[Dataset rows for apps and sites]
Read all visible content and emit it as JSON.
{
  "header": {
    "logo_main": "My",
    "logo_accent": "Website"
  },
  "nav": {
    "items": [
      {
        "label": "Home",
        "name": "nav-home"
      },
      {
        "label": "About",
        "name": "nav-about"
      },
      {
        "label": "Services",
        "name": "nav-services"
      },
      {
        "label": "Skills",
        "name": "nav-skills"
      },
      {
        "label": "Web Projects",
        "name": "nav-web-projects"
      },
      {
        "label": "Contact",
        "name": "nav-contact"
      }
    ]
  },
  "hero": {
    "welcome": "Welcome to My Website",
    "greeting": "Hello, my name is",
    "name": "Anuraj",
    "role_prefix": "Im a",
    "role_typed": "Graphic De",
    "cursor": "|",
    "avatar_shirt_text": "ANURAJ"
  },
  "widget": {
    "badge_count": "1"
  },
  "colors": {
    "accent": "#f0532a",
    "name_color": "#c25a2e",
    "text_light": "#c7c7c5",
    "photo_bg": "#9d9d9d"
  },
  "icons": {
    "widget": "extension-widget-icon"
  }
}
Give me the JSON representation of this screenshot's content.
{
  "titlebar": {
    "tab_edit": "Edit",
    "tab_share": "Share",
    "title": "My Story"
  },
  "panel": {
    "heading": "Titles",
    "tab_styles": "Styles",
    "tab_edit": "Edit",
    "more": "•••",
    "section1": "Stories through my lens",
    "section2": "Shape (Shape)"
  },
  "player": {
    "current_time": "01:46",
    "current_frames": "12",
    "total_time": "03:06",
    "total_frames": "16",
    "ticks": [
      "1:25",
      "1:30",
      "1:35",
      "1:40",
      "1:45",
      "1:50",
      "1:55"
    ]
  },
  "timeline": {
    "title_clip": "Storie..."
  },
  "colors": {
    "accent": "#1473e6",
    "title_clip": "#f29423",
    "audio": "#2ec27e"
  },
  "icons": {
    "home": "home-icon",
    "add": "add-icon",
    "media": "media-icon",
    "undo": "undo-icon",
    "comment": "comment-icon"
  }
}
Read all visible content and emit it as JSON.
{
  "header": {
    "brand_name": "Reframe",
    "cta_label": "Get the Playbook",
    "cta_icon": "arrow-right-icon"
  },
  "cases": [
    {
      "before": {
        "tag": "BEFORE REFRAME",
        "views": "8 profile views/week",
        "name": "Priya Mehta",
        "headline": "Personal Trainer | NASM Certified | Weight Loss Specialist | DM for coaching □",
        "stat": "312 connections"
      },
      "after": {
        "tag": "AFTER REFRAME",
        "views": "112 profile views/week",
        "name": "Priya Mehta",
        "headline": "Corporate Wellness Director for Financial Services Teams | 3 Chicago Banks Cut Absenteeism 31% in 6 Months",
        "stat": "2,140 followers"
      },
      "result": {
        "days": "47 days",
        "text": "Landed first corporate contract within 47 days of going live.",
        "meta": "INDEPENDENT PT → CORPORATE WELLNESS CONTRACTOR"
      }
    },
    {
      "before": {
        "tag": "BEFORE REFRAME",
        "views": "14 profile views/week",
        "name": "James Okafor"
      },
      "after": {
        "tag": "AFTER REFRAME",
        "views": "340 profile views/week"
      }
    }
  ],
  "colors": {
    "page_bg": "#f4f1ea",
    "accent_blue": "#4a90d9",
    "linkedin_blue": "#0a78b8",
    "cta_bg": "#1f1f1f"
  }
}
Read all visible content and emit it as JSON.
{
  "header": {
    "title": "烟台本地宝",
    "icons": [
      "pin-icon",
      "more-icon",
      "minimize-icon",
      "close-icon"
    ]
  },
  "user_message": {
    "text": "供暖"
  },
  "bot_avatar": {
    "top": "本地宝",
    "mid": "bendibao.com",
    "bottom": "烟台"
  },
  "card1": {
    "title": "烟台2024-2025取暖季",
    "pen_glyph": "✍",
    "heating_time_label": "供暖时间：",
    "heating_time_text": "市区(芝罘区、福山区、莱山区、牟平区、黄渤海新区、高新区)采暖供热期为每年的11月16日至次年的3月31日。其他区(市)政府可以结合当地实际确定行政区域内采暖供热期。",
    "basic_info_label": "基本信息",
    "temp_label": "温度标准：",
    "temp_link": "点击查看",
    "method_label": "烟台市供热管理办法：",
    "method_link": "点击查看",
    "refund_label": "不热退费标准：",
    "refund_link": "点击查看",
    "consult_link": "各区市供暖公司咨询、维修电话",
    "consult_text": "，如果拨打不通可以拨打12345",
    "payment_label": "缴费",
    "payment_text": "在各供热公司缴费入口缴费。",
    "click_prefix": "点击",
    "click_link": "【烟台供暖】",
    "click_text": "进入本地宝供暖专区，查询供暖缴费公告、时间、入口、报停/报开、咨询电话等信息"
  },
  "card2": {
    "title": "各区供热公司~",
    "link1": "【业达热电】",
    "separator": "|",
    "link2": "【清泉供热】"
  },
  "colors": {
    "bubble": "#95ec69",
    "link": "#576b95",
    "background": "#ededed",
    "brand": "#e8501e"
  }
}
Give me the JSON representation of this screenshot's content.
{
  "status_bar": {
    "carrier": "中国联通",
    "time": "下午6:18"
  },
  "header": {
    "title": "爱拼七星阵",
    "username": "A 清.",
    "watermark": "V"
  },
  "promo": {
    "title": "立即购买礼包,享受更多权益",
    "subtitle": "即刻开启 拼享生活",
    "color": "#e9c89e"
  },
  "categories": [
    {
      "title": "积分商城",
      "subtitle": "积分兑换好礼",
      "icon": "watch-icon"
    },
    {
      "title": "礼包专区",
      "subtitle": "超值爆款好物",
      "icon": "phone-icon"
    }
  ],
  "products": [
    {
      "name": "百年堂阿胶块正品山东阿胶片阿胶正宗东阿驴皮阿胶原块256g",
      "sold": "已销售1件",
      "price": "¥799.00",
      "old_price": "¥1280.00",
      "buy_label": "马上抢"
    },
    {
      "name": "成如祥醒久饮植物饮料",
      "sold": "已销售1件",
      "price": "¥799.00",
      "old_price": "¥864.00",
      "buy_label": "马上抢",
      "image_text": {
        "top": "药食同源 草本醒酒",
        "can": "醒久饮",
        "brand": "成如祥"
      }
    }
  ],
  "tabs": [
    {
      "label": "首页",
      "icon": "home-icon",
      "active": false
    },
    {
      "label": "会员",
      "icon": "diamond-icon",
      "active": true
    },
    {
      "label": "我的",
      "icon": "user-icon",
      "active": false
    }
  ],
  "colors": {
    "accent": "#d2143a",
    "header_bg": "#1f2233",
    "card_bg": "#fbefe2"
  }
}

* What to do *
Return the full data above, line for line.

* Answer below *
Read all visible content and emit it as JSON.
{
  "header": {
    "logo_main": "My",
    "logo_accent": "Website"
  },
  "nav": {
    "items": [
      {
        "label": "Home",
        "name": "nav-home"
      },
      {
        "label": "About",
        "name": "nav-about"
      },
      {
        "label": "Services",
        "name": "nav-services"
      },
      {
        "label": "Skills",
        "name": "nav-skills"
      },
      {
        "label": "Web Projects",
        "name": "nav-web-projects"
      },
      {
        "label": "Contact",
        "name": "nav-contact"
      }
    ]
  },
  "hero": {
    "welcome": "Welcome to My Website",
    "greeting": "Hello, my name is",
    "name": "Anuraj",
    "role_prefix": "Im a",
    "role_typed": "Graphic De",
    "cursor": "|",
    "avatar_shirt_text": "ANURAJ"
  },
  "widget": {
    "badge_count": "1"
  },
  "colors": {
    "accent": "#f0532a",
    "name_color": "#c25a2e",
    "text_light": "#c7c7c5",
    "photo_bg": "#9d9d9d"
  },
  "icons": {
    "widget": "extension-widget-icon"
  }
}
Give me the JSON representation of this screenshot's content.
{
  "titlebar": {
    "tab_edit": "Edit",
    "tab_share": "Share",
    "title": "My Story"
  },
  "panel": {
    "heading": "Titles",
    "tab_styles": "Styles",
    "tab_edit": "Edit",
    "more": "•••",
    "section1": "Stories through my lens",
    "section2": "Shape (Shape)"
  },
  "player": {
    "current_time": "01:46",
    "current_frames": "12",
    "total_time": "03:06",
    "total_frames": "16",
    "ticks": [
      "1:25",
      "1:30",
      "1:35",
      "1:40",
      "1:45",
      "1:50",
      "1:55"
    ]
  },
  "timeline": {
    "title_clip": "Storie..."
  },
  "colors": {
    "accent": "#1473e6",
    "title_clip": "#f29423",
    "audio": "#2ec27e"
  },
  "icons": {
    "home": "home-icon",
    "add": "add-icon",
    "media": "media-icon",
    "undo": "undo-icon",
    "comment": "comment-icon"
  }
}
Read all visible content and emit it as JSON.
{
  "header": {
    "brand_name": "Reframe",
    "cta_label": "Get the Playbook",
    "cta_icon": "arrow-right-icon"
  },
  "cases": [
    {
      "before": {
        "tag": "BEFORE REFRAME",
        "views": "8 profile views/week",
        "name": "Priya Mehta",
        "headline": "Personal Trainer | NASM Certified | Weight Loss Specialist | DM for coaching □",
        "stat": "312 connections"
      },
      "after": {
        "tag": "AFTER REFRAME",
        "views": "112 profile views/week",
        "name": "Priya Mehta",
        "headline": "Corporate Wellness Director for Financial Services Teams | 3 Chicago Banks Cut Absenteeism 31% in 6 Months",
        "stat": "2,140 followers"
      },
      "result": {
        "days": "47 days",
        "text": "Landed first corporate contract within 47 days of going live.",
        "meta": "INDEPENDENT PT → CORPORATE WELLNESS CONTRACTOR"
      }
    },
    {
      "before": {
        "tag": "BEFORE REFRAME",
        "views": "14 profile views/week",
        "name": "James Okafor"
      },
      "after": {
        "tag": "AFTER REFRAME",
        "views": "340 profile views/week"
      }
    }
  ],
  "colors": {
    "page_bg": "#f4f1ea",
    "accent_blue": "#4a90d9",
    "linkedin_blue": "#0a78b8",
    "cta_bg": "#1f1f1f"
  }
}
Read all visible content and emit it as JSON.
{
  "header": {
    "title": "烟台本地宝",
    "icons": [
      "pin-icon",
      "more-icon",
      "minimize-icon",
      "close-icon"
    ]
  },
  "user_message": {
    "text": "供暖"
  },
  "bot_avatar": {
    "top": "本地宝",
    "mid": "bendibao.com",
    "bottom": "烟台"
  },
  "card1": {
    "title": "烟台2024-2025取暖季",
    "pen_glyph": "✍",
    "heating_time_label": "供暖时间：",
    "heating_time_text": "市区(芝罘区、福山区、莱山区、牟平区、黄渤海新区、高新区)采暖供热期为每年的11月16日至次年的3月31日。其他区(市)政府可以结合当地实际确定行政区域内采暖供热期。",
    "basic_info_label": "基本信息",
    "temp_label": "温度标准：",
    "temp_link": "点击查看",
    "method_label": "烟台市供热管理办法：",
    "method_link": "点击查看",
    "refund_label": "不热退费标准：",
    "refund_link": "点击查看",
    "consult_link": "各区市供暖公司咨询、维修电话",
    "consult_text": "，如果拨打不通可以拨打12345",
    "payment_label": "缴费",
    "payment_text": "在各供热公司缴费入口缴费。",
    "click_prefix": "点击",
    "click_link": "【烟台供暖】",
    "click_text": "进入本地宝供暖专区，查询供暖缴费公告、时间、入口、报停/报开、咨询电话等信息"
  },
  "card2": {
    "title": "各区供热公司~",
    "link1": "【业达热电】",
    "separator": "|",
    "link2": "【清泉供热】"
  },
  "colors": {
    "bubble": "#95ec69",
    "link": "#576b95",
    "background": "#ededed",
    "brand": "#e8501e"
  }
}
Give me the JSON representation of this screenshot's content.
{
  "status_bar": {
    "carrier": "中国联通",
    "time": "下午6:18"
  },
  "header": {
    "title": "爱拼七星阵",
    "username": "A 清.",
    "watermark": "V"
  },
  "promo": {
    "title": "立即购买礼包,享受更多权益",
    "subtitle": "即刻开启 拼享生活",
    "color": "#e9c89e"
  },
  "categories": [
    {
      "title": "积分商城",
      "subtitle": "积分兑换好礼",
      "icon": "watch-icon"
    },
    {
      "title": "礼包专区",
      "subtitle": "超值爆款好物",
      "icon": "phone-icon"
    }
  ],
  "products": [
    {
      "name": "百年堂阿胶块正品山东阿胶片阿胶正宗东阿驴皮阿胶原块256g",
      "sold": "已销售1件",
      "price": "¥799.00",
      "old_price": "¥1280.00",
      "buy_label": "马上抢"
    },
    {
      "name": "成如祥醒久饮植物饮料",
      "sold": "已销售1件",
      "price": "¥799.00",
      "old_price": "¥864.00",
      "buy_label": "马上抢",
      "image_text": {
        "top": "药食同源 草本醒酒",
        "can": "醒久饮",
        "brand": "成如祥"
      }
    }
  ],
  "tabs": [
    {
      "label": "首页",
      "icon": "home-icon",
      "active": false
    },
    {
      "label": "会员",
      "icon": "diamond-icon",
      "active": true
    },
    {
      "label": "我的",
      "icon": "user-icon",
      "active": false
    }
  ],
  "colors": {
    "accent": "#d2143a",
    "header_bg": "#1f2233",
    "card_bg": "#fbefe2"
  }
}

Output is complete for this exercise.